I was finally able to put some time into making sure that the NetStep application runs using the most recent (publicly) available Silverlight runtime. I have tested this version on the Mac (pretty good performance!) and in Windows (through Parallels on my MacBook Pro). The performance in my particular setup was much better in OSX, but I have a feeling that would be different if I had a dedicated Windows machine.
NetStep is a collaborative musical step sequencer. While this isn’t an electronic music primer, I’ll give a brief overview of what NetStep actually is.
A step sequencer is an electronic music device that allows the musician to program patterns of various “samples,” or sounds. One sample may be a bass drum kick, another might be a snare hit. The musician can use a sequencer to control when these samples are played back, the tempo in which they are played, and usually what effects are applied to the samples.
NetStep is collaborative. In two-player mode, each user is given two “tracks” to work with. (A track is simply a row of “steps” where each step is tied to a sample. When a step is active, the associated sample is played when the playhead moves over that step). When a user hits the “Play” button, NetStep syncs itself with the other user’s sequence, and the two sequences are played back simultaneously. In this way, two musicians can work separately, but preview the joint composition at any time.

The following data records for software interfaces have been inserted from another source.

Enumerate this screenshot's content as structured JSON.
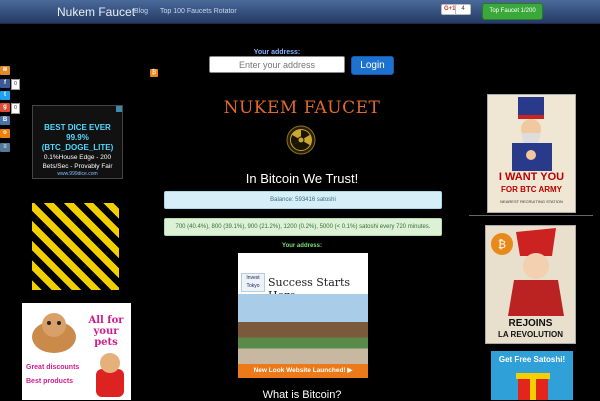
{
  "navbar": {
    "brand": "Nukem Faucet",
    "links": [
      "Blog",
      "Top 100 Faucets Rotator"
    ],
    "gplus_label": "G+1",
    "gplus_count": "4",
    "top_button": "Top Faucet 1/200"
  },
  "address_form": {
    "label": "Your address:",
    "placeholder": "Enter your address",
    "login_button": "Login"
  },
  "share": {
    "counts": [
      "0",
      "0"
    ]
  },
  "left_ads": {
    "dice": {
      "headline": "BEST DICE EVER 99.9% (BTC_DOGE_LITE)",
      "body": "0.1%House Edge - 200 Bets/Sec - Provably Fair",
      "url": "www.999dice.com"
    },
    "pets": {
      "tagline": "All for your pets",
      "line1": "Great discounts",
      "line2": "Best products"
    }
  },
  "main": {
    "site_title": "NUKEM FAUCET",
    "slogan": "In Bitcoin We Trust!",
    "balance": "Balance: 593416 satoshi",
    "rewards": "700 (40.4%), 800 (39.1%), 900 (21.2%), 1200 (0.2%), 5000 (< 0.1%) satoshi every 720 minutes.",
    "address_label": "Your address:",
    "what_is": "What is Bitcoin?"
  },
  "tokyo_ad": {
    "logo": "Invest Tokyo",
    "headline": "Success Starts Here",
    "footer": "New Look Website Launched! ▶"
  },
  "right_ads": {
    "poster1": {
      "line1": "I WANT YOU",
      "line2": "FOR BTC ARMY",
      "line3": "NEAREST RECRUITING STATION"
    },
    "poster2": {
      "line1": "REJOINS",
      "line2": "LA REVOLUTION"
    },
    "freesat": "Get Free Satoshi!"
  },
  "colors": {
    "navbar": "#243a63",
    "title_orange": "#e06a2a",
    "login_blue": "#1e72cf",
    "top_green": "#3aa83a"
  }
}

Currenty, NetStep only supports built-in samples. In my initial tests, it seems that not all samples are playing correctly, but I’m sure this will be worked out (most likely by a future release of Silverlight).
To get started with NetStep, click here.

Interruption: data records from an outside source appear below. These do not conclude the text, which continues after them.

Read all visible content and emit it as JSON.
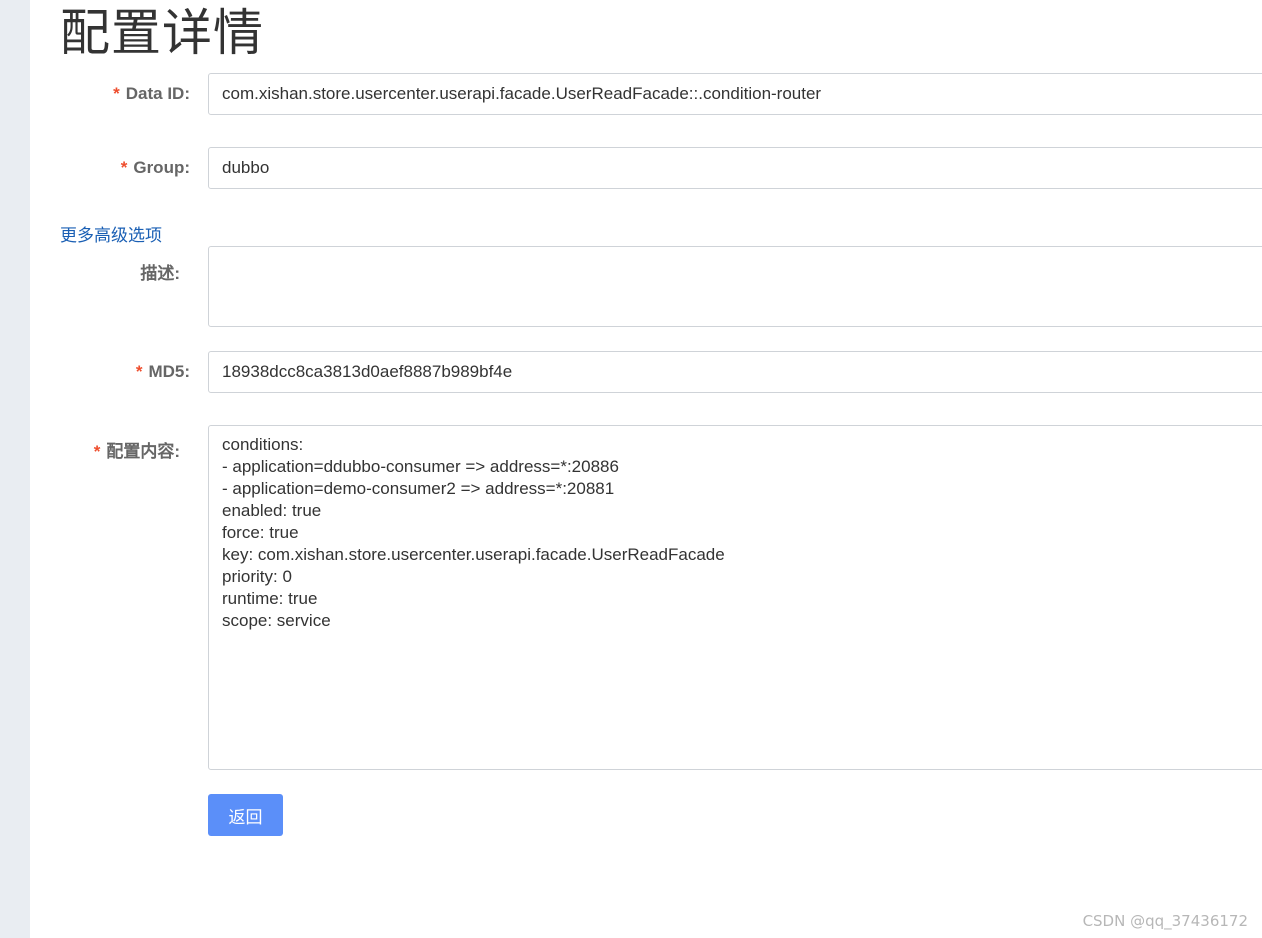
{
  "page": {
    "title": "配置详情"
  },
  "form": {
    "required_mark": "*",
    "data_id": {
      "label": "Data ID:",
      "value": "com.xishan.store.usercenter.userapi.facade.UserReadFacade::.condition-router"
    },
    "group": {
      "label": "Group:",
      "value": "dubbo"
    },
    "more_options_link": "更多高级选项",
    "description": {
      "label": "描述:",
      "value": ""
    },
    "md5": {
      "label": "MD5:",
      "value": "18938dcc8ca3813d0aef8887b989bf4e"
    },
    "content": {
      "label": "配置内容:",
      "lines": [
        "conditions:",
        "- application=ddubbo-consumer => address=*:20886",
        "- application=demo-consumer2 => address=*:20881",
        "enabled: true",
        "force: true",
        "key: com.xishan.store.usercenter.userapi.facade.UserReadFacade",
        "priority: 0",
        "runtime: true",
        "scope: service"
      ]
    },
    "back_button": "返回"
  },
  "watermark": "CSDN @qq_37436172"
}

**EDIT** – Patrick Hansen, my designer cohort in this NetStep affair, made an informative and attractive user manual.
1. Enter whatever username and password you’d like; this functionality is only used for identification with the other NetStep user.
2. Select single- or multi-user mode. Currently, multi-user is very very primitive. It will only work for two users at a time, and it’s a bit buggy. I hope to improve the backend in the future, or I might just set it up to run as an MSN Messenger application and use the real-time chat network for data transport…we’ll see.
3. Click on the samples in the top 3 “Sample Boxes” in order to preview them. As I said before, it seems that not all samples are playing, so click around until you find some that work.
4. When you find a sample you like, drag it onto a “step.” (The little orange buttons in the main part of the app.) The step will light up, indicating that a sample has been dropped and activated.
5. Play around with different samples, placing them on different steps. If you’re unfamiliar with step sequencers, just play around until you get the hang of how these things work.
6. When you’re ready to test your creation, hit the big orange “Play” button on the bottom. It doesn’t say “Play,” but if you don’t know what a Play button looks like, turn off your computer and pick up a shovel and kill a moose.
You’ll notice the numbers near the play button on the bottom. These represent “pages.” When you start the app, you are automatically on the first page, but the sequencer actually goes through 4 pages before it cycles back around to the beginning. Think of each page as a separate canvas, where all 4 canvases are linked together back-to-back.
I hope this brief tutorial helps the beginner get into this program. Keep in mind that this was built very quickly and is still quirky; I would call this release a Pre-Public Alpha v .2 Super Deluxe Hi-Five. So, please give me feedback; tell me what makes sense, what doesn’t…what works, what features you’d like to see (unless it’s already the most perfect piece of interactive software you’ve EVER seen).